*** Opening of TASK DATA ***

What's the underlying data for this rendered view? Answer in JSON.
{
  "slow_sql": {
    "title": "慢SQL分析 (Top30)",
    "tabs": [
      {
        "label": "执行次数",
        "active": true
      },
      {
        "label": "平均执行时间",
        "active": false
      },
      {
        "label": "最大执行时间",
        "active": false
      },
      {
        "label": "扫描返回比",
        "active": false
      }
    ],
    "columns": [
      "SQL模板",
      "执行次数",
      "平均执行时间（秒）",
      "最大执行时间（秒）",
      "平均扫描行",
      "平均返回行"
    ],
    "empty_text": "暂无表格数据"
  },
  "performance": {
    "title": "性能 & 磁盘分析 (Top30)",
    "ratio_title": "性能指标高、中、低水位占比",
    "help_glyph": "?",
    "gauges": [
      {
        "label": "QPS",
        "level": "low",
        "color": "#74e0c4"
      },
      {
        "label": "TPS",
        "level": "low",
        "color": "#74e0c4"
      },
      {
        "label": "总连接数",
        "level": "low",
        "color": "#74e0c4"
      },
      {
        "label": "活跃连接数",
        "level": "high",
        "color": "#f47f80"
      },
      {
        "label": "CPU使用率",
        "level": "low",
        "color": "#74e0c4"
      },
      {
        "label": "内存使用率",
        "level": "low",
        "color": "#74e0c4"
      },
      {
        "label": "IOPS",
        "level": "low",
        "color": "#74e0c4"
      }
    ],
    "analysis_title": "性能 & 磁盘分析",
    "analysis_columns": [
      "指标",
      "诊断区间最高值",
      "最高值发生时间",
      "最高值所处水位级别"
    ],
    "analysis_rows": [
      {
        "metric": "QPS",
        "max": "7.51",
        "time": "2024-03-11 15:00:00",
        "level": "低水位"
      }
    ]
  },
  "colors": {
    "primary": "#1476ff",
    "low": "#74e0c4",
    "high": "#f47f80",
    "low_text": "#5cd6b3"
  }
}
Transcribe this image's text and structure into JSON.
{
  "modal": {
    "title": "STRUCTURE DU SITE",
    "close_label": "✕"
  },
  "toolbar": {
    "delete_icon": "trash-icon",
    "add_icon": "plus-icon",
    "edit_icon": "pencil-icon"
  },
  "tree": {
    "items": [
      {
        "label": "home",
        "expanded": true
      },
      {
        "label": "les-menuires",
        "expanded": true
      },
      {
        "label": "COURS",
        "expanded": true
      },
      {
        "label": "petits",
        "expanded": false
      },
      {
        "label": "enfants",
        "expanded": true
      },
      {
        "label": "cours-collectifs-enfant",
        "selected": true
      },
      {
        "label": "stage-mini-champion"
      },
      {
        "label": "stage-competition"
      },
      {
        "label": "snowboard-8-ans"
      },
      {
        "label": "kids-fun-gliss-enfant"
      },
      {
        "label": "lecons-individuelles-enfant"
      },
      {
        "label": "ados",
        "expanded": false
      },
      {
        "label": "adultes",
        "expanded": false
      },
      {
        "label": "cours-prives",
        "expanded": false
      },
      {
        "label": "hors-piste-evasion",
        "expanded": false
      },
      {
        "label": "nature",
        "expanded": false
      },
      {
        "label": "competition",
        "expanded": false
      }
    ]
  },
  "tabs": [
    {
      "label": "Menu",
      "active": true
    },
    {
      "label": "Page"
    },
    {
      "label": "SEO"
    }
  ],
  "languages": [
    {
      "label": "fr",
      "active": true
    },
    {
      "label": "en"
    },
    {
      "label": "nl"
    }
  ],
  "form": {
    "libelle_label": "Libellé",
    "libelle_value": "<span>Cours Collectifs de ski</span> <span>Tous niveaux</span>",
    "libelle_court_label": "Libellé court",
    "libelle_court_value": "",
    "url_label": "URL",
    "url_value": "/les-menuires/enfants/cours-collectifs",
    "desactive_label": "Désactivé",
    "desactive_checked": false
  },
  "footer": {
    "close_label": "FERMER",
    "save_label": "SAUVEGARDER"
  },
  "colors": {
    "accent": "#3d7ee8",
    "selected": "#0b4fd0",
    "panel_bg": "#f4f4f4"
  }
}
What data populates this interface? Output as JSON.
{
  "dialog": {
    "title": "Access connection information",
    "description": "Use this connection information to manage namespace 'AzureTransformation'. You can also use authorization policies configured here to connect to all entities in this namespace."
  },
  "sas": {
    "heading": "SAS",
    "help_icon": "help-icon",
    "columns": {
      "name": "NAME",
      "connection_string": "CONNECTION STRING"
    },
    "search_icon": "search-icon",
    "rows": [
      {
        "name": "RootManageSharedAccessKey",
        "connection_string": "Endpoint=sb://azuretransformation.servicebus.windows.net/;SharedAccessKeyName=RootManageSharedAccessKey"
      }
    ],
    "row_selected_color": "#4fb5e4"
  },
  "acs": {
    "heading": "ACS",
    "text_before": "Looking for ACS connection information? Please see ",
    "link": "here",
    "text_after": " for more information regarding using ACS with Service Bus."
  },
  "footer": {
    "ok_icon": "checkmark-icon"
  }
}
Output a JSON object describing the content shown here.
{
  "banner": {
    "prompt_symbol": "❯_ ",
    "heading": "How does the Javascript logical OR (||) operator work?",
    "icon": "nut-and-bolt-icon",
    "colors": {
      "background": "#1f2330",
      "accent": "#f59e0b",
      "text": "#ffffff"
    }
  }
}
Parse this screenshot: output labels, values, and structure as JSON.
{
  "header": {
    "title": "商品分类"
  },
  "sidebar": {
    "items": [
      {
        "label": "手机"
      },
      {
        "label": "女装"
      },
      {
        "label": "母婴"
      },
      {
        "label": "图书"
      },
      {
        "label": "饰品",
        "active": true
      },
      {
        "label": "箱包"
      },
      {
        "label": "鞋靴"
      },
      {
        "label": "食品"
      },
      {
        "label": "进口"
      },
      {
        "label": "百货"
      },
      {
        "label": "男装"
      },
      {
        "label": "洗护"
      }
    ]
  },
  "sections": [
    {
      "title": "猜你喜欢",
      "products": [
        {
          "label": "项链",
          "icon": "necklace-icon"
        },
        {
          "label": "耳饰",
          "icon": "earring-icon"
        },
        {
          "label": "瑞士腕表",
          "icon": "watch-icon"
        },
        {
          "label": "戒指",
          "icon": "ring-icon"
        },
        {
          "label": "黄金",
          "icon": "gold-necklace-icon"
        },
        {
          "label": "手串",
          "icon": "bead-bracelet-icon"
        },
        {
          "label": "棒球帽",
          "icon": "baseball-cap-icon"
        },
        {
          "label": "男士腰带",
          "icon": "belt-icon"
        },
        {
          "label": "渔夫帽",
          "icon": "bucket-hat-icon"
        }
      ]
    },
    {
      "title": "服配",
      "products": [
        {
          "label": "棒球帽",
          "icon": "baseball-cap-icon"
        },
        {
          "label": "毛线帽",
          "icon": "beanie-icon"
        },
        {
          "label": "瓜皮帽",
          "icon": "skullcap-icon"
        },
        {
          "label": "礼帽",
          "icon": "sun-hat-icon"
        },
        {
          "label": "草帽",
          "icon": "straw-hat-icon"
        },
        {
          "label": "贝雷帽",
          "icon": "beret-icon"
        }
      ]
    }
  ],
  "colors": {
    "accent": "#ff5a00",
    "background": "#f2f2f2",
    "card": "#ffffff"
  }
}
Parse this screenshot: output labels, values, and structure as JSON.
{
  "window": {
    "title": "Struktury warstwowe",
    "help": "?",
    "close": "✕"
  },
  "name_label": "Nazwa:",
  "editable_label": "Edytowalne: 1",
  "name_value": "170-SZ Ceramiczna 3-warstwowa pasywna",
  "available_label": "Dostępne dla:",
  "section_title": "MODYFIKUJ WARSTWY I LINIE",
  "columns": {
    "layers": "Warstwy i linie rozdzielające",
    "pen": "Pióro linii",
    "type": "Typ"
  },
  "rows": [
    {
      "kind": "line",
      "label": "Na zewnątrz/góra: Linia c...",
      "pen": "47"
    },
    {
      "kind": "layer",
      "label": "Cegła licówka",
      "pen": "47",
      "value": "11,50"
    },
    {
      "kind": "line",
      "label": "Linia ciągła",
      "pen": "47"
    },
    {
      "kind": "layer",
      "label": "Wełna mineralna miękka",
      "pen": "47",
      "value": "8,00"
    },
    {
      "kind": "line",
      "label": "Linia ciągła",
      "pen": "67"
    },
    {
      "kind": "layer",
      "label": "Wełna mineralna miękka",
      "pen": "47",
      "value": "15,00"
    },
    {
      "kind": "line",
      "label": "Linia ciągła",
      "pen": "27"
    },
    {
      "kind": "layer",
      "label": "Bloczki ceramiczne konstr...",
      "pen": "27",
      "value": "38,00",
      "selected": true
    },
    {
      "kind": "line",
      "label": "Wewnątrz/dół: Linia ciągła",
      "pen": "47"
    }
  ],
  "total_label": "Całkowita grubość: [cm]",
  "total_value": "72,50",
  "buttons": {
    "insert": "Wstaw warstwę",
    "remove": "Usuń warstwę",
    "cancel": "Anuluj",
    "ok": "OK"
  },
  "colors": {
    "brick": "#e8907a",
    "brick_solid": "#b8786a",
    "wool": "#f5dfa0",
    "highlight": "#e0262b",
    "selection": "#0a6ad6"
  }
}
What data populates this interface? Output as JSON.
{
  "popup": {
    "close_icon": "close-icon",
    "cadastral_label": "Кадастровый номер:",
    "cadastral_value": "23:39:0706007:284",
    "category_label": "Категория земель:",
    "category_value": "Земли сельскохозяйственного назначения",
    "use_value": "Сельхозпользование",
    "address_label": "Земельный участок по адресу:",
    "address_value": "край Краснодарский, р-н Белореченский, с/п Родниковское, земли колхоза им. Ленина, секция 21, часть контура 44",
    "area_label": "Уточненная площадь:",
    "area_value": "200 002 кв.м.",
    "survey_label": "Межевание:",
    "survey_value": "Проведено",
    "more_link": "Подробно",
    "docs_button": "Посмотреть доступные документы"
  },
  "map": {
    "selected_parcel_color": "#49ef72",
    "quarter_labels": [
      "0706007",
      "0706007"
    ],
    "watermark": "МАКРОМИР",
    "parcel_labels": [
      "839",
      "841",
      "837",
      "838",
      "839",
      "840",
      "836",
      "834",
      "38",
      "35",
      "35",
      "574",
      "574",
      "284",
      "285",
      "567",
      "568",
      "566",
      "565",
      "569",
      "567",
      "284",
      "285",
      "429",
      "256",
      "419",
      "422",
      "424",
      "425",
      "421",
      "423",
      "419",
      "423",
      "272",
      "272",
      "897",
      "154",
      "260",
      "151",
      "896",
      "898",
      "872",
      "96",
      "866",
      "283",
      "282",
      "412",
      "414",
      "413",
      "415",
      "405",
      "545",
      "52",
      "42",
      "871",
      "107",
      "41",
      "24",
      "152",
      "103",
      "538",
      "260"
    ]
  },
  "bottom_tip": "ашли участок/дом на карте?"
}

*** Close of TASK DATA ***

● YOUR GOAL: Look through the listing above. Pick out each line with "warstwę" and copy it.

● REPLY TO THE EXERCISE:
    "insert": "Wstaw warstwę",
    "remove": "Usuń warstwę",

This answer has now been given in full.